At least the franchise guy knows he has to pay a hefty percentage in kick backs so his prices do reflect it as the boss man tells them what to charge

Again you lucked out big time, be thankful and tell all your friends you found a really cheap contractor who knows how to do the right job.

At these prices he should should not be in business that long if he does have insurance and has any type of office expenses and pays employees a living wage
Click to reply button
Inspiration banner


Post a reply as Anonymous

Photo must be in JPG, GIF or PNG format and less than 5MB.

Reply choose button


Post new button or Login button

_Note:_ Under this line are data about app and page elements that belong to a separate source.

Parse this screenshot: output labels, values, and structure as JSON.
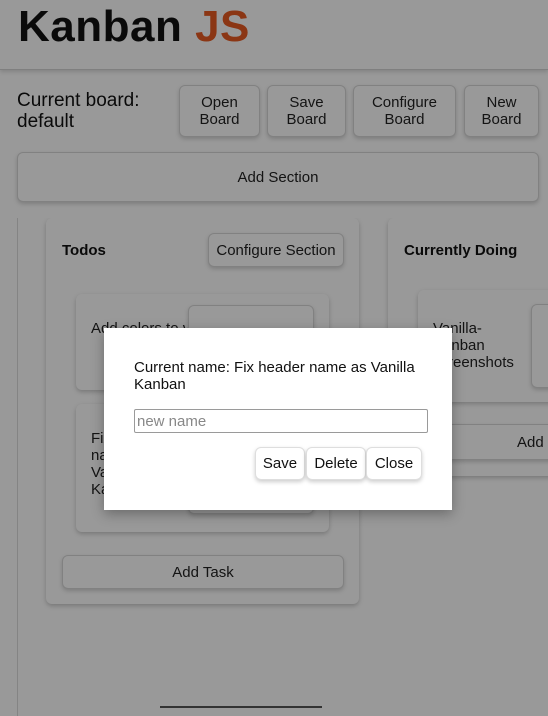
{
  "header": {
    "logo_main": "Kanban ",
    "logo_accent": "JS",
    "accent_color": "#e85a22"
  },
  "toolbar": {
    "board_label": "Current board: default",
    "open_board": "Open\nBoard",
    "save_board": "Save\nBoard",
    "configure_board": "Configure\nBoard",
    "new_board": "New\nBoard",
    "add_section": "Add Section"
  },
  "sections": [
    {
      "title": "Todos",
      "configure_label": "Configure Section",
      "tasks": [
        {
          "text": "Add colors to va"
        },
        {
          "text": "Fix\nna\nVa\nKa"
        }
      ],
      "add_task_label": "Add Task"
    },
    {
      "title": "Currently Doing",
      "tasks": [
        {
          "text": "Vanilla-\nKanban\nscreenshots"
        }
      ],
      "add_task_label": "Add"
    }
  ],
  "modal": {
    "message": "Current name: Fix header name as Vanilla Kanban",
    "input_placeholder": "new name",
    "input_value": "",
    "save_label": "Save",
    "delete_label": "Delete",
    "close_label": "Close"
  }
}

To test the boundaries of small-footprint living, interior designer Jessica Helgerson moved her family to a 540-square-foo... Filling an underutilized area beneath the stairs is a smart way to save space. Doing so with a stash of wood, however, is ... The Audubon Society inspired wallpaper in this Adirondack-styled mudroom will get you in the outdoor mood. Grab your coat ... Chalkboard paint opens up endless possibilities for customizing your dresser time and time again. Use chalk to label the c... A fireplace in the bathroom creates the ultimate setting for relaxation. Homeowners often choose electric or gas over wood... This roomy boot tray made from punched metal stands up to all the elements. Station it in your mudroom or at your back doo... There’s nothing like a new set of cabinet hardware to refresh a room. The possibilities are endless: Go modern, rustic, or... FLOR tiles are an affordable way to customize a carpeted floor covering for any space. Make anything from runners to wall-... Chalkboard paint features prominently in this elegant yet unpretentious headboard design. Add a new message daily to reflec... Salvaged boards in varying widths and colors make up the dramatic accent wall in this attic space. The high-gloss white of... The indecisive homeowner need not fret over choosing one (or even two) cabinet colors. The kitchen cabinets in this artist... Incorporate nature into your lighting scheme by securing a dead tree in a concrete mold and draping your pendant lamp from... Simple and striking, a couple of pieces of "lovingly used" furniture creates a special kind of charm. A weathered chair fo... First dress up your metal shelves with a coat of paint in an accent color that complements your kitchen decor. Then arrang... Dark wood shelving and a matching upholstered bench keep this closet sleek and refined. The large window brightens the sub...
Follow banner a
Newsletter icon Flipboard glossy Facebook Twitter Pinterest Youtube Rss icon